EXERCISE BRIEF:
Without changing a single character, write out every record below.

DATA EXTRACTS:
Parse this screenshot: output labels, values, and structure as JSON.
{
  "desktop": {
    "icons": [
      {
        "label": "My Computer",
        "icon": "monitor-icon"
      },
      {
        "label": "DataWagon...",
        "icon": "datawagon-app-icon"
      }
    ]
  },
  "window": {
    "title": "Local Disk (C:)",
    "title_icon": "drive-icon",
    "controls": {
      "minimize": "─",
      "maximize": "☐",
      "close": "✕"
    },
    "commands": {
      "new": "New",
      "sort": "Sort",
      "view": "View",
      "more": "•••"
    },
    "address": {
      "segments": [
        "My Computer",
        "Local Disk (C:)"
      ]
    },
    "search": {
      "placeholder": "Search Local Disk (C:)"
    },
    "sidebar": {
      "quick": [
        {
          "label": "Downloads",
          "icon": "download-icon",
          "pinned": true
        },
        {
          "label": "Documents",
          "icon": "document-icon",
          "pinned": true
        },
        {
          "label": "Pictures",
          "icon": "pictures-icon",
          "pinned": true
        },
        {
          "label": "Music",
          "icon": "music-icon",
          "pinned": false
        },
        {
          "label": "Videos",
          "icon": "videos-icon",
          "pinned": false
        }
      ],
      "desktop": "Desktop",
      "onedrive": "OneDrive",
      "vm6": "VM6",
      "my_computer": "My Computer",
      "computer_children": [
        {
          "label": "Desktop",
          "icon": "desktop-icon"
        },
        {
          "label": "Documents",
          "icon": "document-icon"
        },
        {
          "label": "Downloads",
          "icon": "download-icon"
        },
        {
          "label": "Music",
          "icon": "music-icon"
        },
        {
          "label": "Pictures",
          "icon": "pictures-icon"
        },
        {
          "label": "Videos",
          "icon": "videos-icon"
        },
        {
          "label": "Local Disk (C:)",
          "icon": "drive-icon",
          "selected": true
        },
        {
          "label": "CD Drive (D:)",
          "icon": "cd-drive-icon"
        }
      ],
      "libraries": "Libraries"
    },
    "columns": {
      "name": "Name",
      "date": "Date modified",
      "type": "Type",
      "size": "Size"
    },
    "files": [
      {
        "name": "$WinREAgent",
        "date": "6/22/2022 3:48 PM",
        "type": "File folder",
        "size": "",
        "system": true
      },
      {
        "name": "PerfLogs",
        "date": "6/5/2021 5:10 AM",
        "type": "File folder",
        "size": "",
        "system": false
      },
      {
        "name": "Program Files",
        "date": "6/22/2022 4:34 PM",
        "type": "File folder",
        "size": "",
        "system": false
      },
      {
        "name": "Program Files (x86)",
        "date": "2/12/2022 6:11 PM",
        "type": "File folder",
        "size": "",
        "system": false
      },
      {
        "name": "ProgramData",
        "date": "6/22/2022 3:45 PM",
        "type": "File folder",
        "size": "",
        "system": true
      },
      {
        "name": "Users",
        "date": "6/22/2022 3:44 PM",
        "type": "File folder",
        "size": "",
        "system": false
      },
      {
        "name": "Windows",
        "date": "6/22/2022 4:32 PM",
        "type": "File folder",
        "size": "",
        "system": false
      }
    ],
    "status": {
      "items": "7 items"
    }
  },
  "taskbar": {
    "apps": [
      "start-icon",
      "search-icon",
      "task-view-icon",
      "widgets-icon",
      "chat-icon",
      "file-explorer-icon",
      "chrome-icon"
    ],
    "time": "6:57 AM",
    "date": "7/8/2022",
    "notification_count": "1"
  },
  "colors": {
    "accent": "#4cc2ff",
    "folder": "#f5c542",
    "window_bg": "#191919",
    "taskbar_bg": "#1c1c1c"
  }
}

ANSWER TO THIS TASK:
Parse this screenshot: output labels, values, and structure as JSON.
{
  "desktop": {
    "icons": [
      {
        "label": "My Computer",
        "icon": "monitor-icon"
      },
      {
        "label": "DataWagon...",
        "icon": "datawagon-app-icon"
      }
    ]
  },
  "window": {
    "title": "Local Disk (C:)",
    "title_icon": "drive-icon",
    "controls": {
      "minimize": "─",
      "maximize": "☐",
      "close": "✕"
    },
    "commands": {
      "new": "New",
      "sort": "Sort",
      "view": "View",
      "more": "•••"
    },
    "address": {
      "segments": [
        "My Computer",
        "Local Disk (C:)"
      ]
    },
    "search": {
      "placeholder": "Search Local Disk (C:)"
    },
    "sidebar": {
      "quick": [
        {
          "label": "Downloads",
          "icon": "download-icon",
          "pinned": true
        },
        {
          "label": "Documents",
          "icon": "document-icon",
          "pinned": true
        },
        {
          "label": "Pictures",
          "icon": "pictures-icon",
          "pinned": true
        },
        {
          "label": "Music",
          "icon": "music-icon",
          "pinned": false
        },
        {
          "label": "Videos",
          "icon": "videos-icon",
          "pinned": false
        }
      ],
      "desktop": "Desktop",
      "onedrive": "OneDrive",
      "vm6": "VM6",
      "my_computer": "My Computer",
      "computer_children": [
        {
          "label": "Desktop",
          "icon": "desktop-icon"
        },
        {
          "label": "Documents",
          "icon": "document-icon"
        },
        {
          "label": "Downloads",
          "icon": "download-icon"
        },
        {
          "label": "Music",
          "icon": "music-icon"
        },
        {
          "label": "Pictures",
          "icon": "pictures-icon"
        },
        {
          "label": "Videos",
          "icon": "videos-icon"
        },
        {
          "label": "Local Disk (C:)",
          "icon": "drive-icon",
          "selected": true
        },
        {
          "label": "CD Drive (D:)",
          "icon": "cd-drive-icon"
        }
      ],
      "libraries": "Libraries"
    },
    "columns": {
      "name": "Name",
      "date": "Date modified",
      "type": "Type",
      "size": "Size"
    },
    "files": [
      {
        "name": "$WinREAgent",
        "date": "6/22/2022 3:48 PM",
        "type": "File folder",
        "size": "",
        "system": true
      },
      {
        "name": "PerfLogs",
        "date": "6/5/2021 5:10 AM",
        "type": "File folder",
        "size": "",
        "system": false
      },
      {
        "name": "Program Files",
        "date": "6/22/2022 4:34 PM",
        "type": "File folder",
        "size": "",
        "system": false
      },
      {
        "name": "Program Files (x86)",
        "date": "2/12/2022 6:11 PM",
        "type": "File folder",
        "size": "",
        "system": false
      },
      {
        "name": "ProgramData",
        "date": "6/22/2022 3:45 PM",
        "type": "File folder",
        "size": "",
        "system": true
      },
      {
        "name": "Users",
        "date": "6/22/2022 3:44 PM",
        "type": "File folder",
        "size": "",
        "system": false
      },
      {
        "name": "Windows",
        "date": "6/22/2022 4:32 PM",
        "type": "File folder",
        "size": "",
        "system": false
      }
    ],
    "status": {
      "items": "7 items"
    }
  },
  "taskbar": {
    "apps": [
      "start-icon",
      "search-icon",
      "task-view-icon",
      "widgets-icon",
      "chat-icon",
      "file-explorer-icon",
      "chrome-icon"
    ],
    "time": "6:57 AM",
    "date": "7/8/2022",
    "notification_count": "1"
  },
  "colors": {
    "accent": "#4cc2ff",
    "folder": "#f5c542",
    "window_bg": "#191919",
    "taskbar_bg": "#1c1c1c"
  }
}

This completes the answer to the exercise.